**What is expected**
Search the records for the string "title", then copy each line that has it.

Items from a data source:
*****

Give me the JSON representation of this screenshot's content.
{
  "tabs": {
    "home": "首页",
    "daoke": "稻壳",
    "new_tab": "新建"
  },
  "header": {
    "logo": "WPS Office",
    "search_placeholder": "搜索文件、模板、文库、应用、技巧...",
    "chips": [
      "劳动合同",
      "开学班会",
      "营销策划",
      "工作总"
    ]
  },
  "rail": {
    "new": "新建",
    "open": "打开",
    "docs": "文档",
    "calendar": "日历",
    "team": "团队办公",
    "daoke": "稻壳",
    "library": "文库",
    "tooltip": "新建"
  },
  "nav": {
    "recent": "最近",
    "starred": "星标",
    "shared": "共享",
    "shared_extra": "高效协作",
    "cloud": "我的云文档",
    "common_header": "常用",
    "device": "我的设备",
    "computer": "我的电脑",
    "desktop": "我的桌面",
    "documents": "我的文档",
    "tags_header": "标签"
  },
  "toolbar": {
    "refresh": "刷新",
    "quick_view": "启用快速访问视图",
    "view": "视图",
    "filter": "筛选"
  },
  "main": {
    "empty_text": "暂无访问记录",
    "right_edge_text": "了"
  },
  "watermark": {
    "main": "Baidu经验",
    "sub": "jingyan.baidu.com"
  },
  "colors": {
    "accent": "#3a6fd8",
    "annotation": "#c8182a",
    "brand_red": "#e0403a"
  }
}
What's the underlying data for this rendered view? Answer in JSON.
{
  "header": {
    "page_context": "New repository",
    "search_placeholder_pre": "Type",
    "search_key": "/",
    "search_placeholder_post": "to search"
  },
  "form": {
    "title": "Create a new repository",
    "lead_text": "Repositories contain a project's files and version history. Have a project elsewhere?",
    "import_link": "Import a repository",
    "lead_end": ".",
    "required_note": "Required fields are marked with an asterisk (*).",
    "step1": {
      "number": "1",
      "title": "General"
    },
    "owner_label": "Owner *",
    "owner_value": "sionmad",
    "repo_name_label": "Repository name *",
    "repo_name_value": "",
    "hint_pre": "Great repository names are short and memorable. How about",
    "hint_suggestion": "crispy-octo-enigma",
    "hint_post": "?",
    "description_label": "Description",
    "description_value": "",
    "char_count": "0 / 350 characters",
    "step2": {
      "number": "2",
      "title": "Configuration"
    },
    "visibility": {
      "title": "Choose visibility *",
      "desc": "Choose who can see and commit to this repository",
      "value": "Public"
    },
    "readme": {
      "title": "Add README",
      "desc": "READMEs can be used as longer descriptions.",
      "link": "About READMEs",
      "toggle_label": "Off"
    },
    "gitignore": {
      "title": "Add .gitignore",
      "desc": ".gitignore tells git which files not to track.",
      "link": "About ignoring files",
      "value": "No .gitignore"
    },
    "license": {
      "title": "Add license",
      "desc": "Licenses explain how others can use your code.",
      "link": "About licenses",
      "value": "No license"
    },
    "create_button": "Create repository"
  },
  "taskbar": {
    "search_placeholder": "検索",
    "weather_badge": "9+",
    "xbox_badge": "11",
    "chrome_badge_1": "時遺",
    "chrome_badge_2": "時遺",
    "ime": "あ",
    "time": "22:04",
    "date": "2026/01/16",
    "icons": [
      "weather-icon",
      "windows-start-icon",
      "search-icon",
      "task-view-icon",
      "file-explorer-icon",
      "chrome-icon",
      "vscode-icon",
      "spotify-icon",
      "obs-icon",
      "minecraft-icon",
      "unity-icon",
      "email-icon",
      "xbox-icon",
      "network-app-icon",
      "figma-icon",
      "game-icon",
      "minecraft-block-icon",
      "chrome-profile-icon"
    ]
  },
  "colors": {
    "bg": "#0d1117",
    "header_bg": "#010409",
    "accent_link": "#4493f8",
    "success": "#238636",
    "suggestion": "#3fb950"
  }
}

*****

**The completed task**
    "title": "Create a new repository",
      "title": "General"
      "title": "Configuration"
      "title": "Choose visibility *",
      "title": "Add README",
      "title": "Add .gitignore",
      "title": "Add license",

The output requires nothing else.